Now to put the CFC together you'll want these three things in order. I have a file called getcomments.cfc and here is the code, with the query revised for public use of course. Note that the CFC did not find my datasource which is a variable set in my Application.cfm file, so I had to manually CFSET that value before running the query.

<cffunction name="comments" access="remote" returntype="struct">
<cfargument name="page" required="true">
<cfargument name="pageSize" required="true">
<cfargument name="gridsortcolumn" required="true">
<cfargument name="gridsortdirection" required="true">

<cfquery datasource="myds" name="selectAll" maxrows="1000">
My query goes here

<cfreturn queryconvertforgrid(selectAll,page,pagesize)/>

Then in my CFM file, my HTML format CFGRID used this code to call it:

<cfform name="myform" id="myformid">
name = "myGrid"
<cfgridcolumn name="id" display="no" >
<cfgridcolumn name="DateEntered" display="yes" header="Date" mask="EEE DD-MMM-YY H:NN A">
<cfgridcolumn name="Alias" italic="yes" display="yes" header="From">
<cfgridcolumn name="See" width="35" display="yes" >
<cfgridcolumn name="theComment" fontsize="1.2em" textColor="##661A99" width="700" display="yes" header="Comment">

Notice that there is some styling in one of the columns and that works, and date formatting in the date column which did not work at all so I did something different, which I'll cover in another post. The 'see' value there is a big string from a special SQL call that gave me an HREF link, and an image, and appended the record ID, because stupid CFGRID wouldn't let me get rid of underlining every damn thing if I used the HREF attribute.

CGRID and Auto Pagination

Everyone raved about how cool it was that ColdFusion's CFGRID tag automatically would do the pagination for you.

All the little examples I looked at, had that nifty little page number and button at the bottom.

Except mine.
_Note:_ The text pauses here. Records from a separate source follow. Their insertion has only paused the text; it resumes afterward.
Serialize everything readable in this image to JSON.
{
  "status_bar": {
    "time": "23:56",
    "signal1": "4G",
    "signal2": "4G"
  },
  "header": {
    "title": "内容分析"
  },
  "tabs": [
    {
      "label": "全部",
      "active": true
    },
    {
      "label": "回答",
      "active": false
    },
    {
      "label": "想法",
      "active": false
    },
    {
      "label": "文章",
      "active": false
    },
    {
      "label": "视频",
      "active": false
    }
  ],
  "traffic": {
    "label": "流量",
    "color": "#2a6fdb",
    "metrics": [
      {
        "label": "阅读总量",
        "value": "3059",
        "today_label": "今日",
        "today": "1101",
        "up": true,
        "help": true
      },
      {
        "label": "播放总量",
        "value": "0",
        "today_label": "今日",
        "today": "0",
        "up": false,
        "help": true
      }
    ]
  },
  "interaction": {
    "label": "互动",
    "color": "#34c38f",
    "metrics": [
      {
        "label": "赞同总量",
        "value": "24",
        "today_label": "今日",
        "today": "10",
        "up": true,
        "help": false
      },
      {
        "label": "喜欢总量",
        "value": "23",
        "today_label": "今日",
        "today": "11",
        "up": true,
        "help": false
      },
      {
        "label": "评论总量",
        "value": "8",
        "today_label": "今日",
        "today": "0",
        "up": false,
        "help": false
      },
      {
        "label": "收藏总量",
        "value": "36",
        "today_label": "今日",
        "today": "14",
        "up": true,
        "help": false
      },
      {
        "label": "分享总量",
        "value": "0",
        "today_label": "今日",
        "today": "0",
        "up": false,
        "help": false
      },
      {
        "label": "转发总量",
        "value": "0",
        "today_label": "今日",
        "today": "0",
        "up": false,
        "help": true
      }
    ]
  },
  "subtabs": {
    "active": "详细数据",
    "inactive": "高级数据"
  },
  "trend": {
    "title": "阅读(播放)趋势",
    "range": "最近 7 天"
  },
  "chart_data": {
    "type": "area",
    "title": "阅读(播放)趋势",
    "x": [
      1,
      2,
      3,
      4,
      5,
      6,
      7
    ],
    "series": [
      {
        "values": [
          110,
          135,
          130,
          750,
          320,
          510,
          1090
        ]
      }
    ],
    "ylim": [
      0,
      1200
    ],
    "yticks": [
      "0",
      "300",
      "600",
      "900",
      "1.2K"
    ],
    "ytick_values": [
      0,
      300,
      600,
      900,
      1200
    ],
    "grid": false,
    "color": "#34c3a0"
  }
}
I could do code pretty much just like the examples, except that I was using an HTML form and a QUERY in it, but the little pagination thing never appeared.

It turns out that you cannot do pagination in a QUERY HTML CFGRID in CF8. Instead, you have to put your query out in a CFC page and "bind" that to the CFGRID. It is the CFC page that actually works out the pagination stuff.

I'll cover the CFC and binding separately.

The Blog

Yes. I know this is a canned design theme and I don't care to spend the time making one pretty like my other five blogs on other topics.

Since I only do coding on my "extra" hours -- read: hours I should be sleeping, not working for free for hobby sites -- my time to figure things out is limited. And since I only use Cold Fusion (CFML), HTML and CSS -- I do not know jack about javascript except what I can steal, and I don't know much about any other kind of coding, nor have I time to learn -- this state of semi-illiteracy in programming means that every smallest problem is a true Day In Hell for me. I don't know how to script hack workarounds. And ColdFusion's documentation, while quite robust in places, in others leaves something seriously to be desired.

I have googled more than any human should have to, to find solutions to my Cold Fusion coding problems. What I often find is

a) A solution by accident, e.g. someone is doing something entirely different but after enough of those I chance on an idea that I try and it actually works for my own problem too, and

b) An internet of people bitching about some problem but absolutely nobody who has posted an answer or solution to it.

I finally decided that although I will only post occasionally, I'm going to post my issues and solutions or workarounds on a blog, so the next poor sucker trying to google for answers on these problems might actually find MY blog and get one.